● **Directions for this task**: The required answer is a copy of each line in the entries below that includes "text".

Dataset records:
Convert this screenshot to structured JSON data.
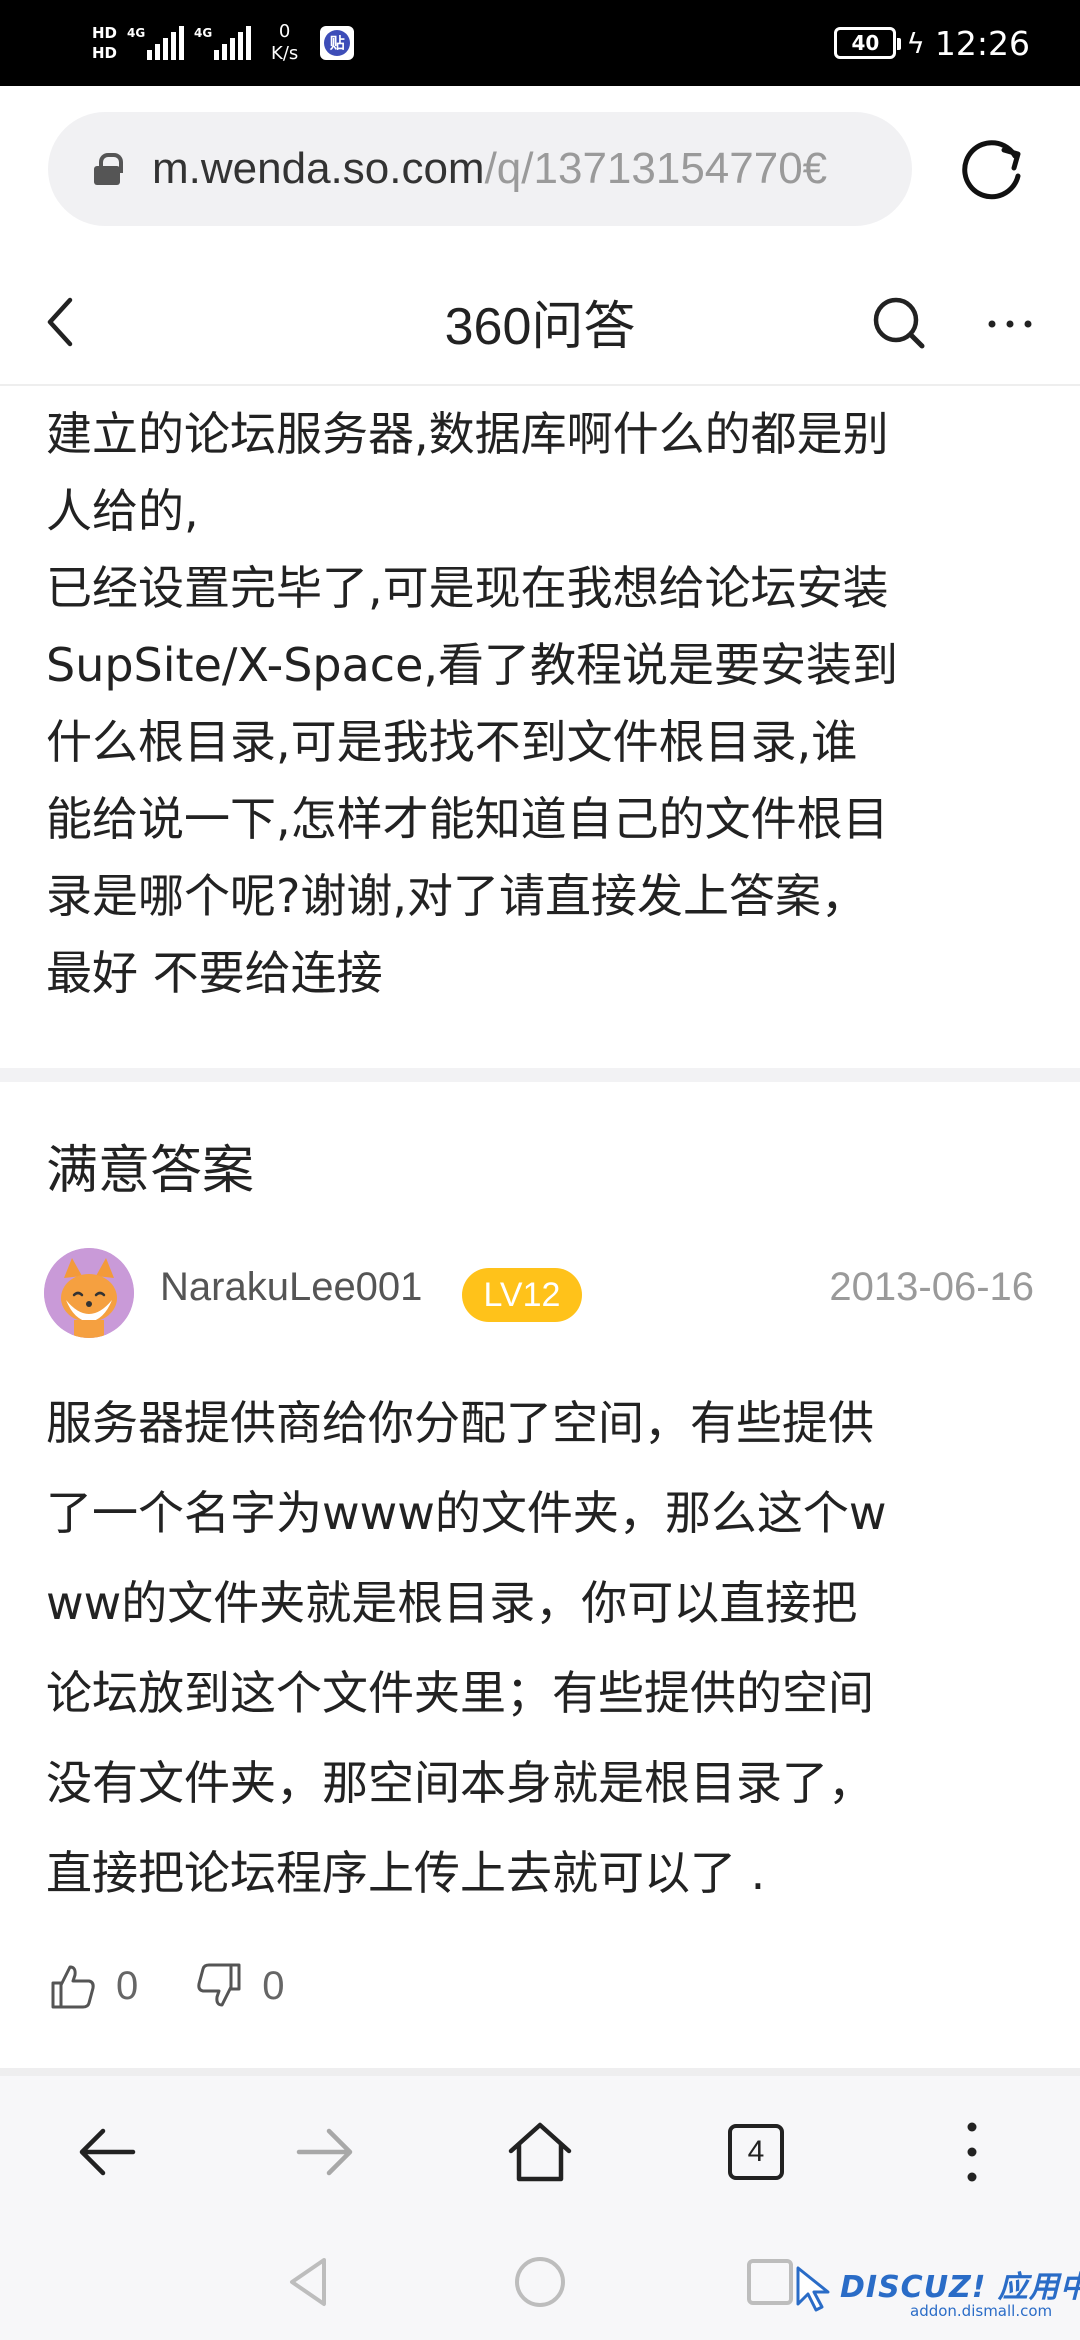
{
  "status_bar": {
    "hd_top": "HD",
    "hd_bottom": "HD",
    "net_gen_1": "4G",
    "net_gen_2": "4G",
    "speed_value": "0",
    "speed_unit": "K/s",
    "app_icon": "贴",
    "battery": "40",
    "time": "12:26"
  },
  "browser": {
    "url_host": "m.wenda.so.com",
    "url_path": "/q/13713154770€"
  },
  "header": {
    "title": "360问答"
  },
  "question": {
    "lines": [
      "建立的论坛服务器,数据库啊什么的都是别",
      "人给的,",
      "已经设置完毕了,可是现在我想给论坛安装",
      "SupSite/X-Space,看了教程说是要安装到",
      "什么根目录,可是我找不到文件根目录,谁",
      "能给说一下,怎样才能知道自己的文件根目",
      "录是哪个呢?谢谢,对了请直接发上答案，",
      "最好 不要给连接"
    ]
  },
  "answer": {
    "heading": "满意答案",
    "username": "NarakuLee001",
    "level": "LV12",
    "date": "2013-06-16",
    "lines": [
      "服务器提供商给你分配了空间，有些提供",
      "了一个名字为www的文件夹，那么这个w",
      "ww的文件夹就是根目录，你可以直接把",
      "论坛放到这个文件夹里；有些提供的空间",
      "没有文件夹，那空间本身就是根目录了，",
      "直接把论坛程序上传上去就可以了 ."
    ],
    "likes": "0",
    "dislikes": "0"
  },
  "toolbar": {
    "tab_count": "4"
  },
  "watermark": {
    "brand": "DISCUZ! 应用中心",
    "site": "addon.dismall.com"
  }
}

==

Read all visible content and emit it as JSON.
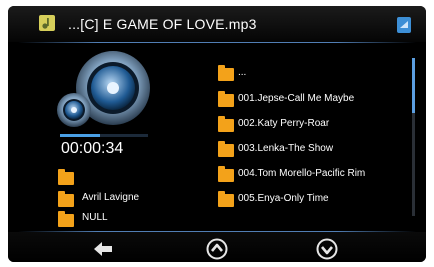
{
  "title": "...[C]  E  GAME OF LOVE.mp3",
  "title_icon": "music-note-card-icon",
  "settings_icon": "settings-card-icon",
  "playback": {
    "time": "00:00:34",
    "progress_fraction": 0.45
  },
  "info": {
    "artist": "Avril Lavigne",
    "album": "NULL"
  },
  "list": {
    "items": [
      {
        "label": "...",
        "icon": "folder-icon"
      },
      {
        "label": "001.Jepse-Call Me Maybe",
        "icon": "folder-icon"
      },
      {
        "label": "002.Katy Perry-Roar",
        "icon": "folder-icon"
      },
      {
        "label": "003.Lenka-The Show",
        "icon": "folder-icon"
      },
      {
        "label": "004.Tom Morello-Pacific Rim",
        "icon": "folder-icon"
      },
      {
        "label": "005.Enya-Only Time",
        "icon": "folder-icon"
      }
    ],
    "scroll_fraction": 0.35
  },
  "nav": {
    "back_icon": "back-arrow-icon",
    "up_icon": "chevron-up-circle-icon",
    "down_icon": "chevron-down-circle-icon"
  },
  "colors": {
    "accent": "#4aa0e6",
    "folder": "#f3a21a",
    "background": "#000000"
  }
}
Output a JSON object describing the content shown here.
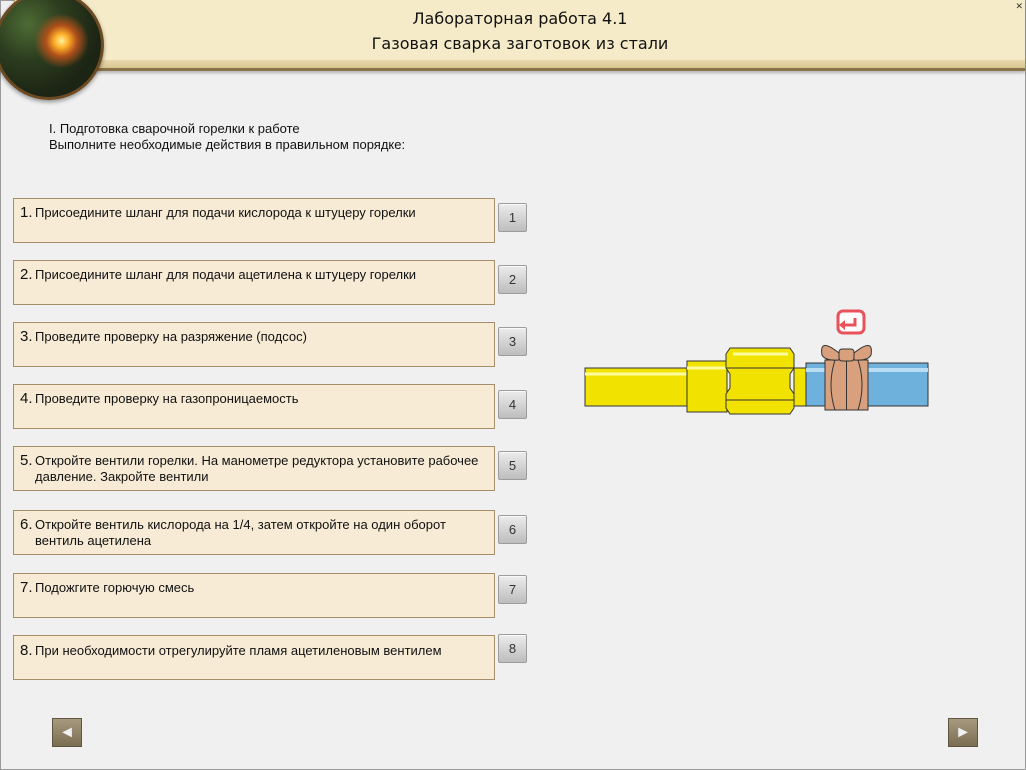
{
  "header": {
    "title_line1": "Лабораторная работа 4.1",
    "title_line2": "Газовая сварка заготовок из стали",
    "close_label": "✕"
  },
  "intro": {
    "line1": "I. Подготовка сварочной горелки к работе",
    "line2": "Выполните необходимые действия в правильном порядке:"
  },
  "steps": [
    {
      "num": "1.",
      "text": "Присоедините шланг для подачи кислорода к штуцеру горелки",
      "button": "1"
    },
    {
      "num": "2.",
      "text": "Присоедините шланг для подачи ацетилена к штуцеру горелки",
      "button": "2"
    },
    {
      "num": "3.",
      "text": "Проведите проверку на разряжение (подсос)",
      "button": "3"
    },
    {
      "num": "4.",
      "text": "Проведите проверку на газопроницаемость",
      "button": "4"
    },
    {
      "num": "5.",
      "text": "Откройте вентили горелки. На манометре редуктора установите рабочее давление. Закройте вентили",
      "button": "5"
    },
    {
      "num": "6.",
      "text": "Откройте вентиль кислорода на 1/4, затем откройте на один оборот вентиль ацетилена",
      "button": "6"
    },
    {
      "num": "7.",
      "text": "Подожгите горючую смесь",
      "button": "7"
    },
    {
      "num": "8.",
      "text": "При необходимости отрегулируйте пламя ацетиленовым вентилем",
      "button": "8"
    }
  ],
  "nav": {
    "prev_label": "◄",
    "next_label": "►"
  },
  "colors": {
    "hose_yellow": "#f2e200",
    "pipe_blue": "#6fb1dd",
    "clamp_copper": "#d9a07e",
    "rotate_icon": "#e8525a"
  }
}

● **Response below**:
      "text": "Присоедините шланг для подачи кислорода к штуцеру горелки",
      "text": "Присоедините шланг для подачи ацетилена к штуцеру горелки",
      "text": "Проведите проверку на разряжение (подсос)",
      "text": "Проведите проверку на газопроницаемость",
      "text": "Откройте вентили горелки. На манометре редуктора установите рабочее давление. Закройте вентили",
      "text": "Откройте вентиль кислорода на 1/4, затем откройте на один оборот вентиль ацетилена",
      "text": "Подожгите горючую смесь",
      "text": "При необходимости отрегулируйте пламя ацетиленовым вентилем",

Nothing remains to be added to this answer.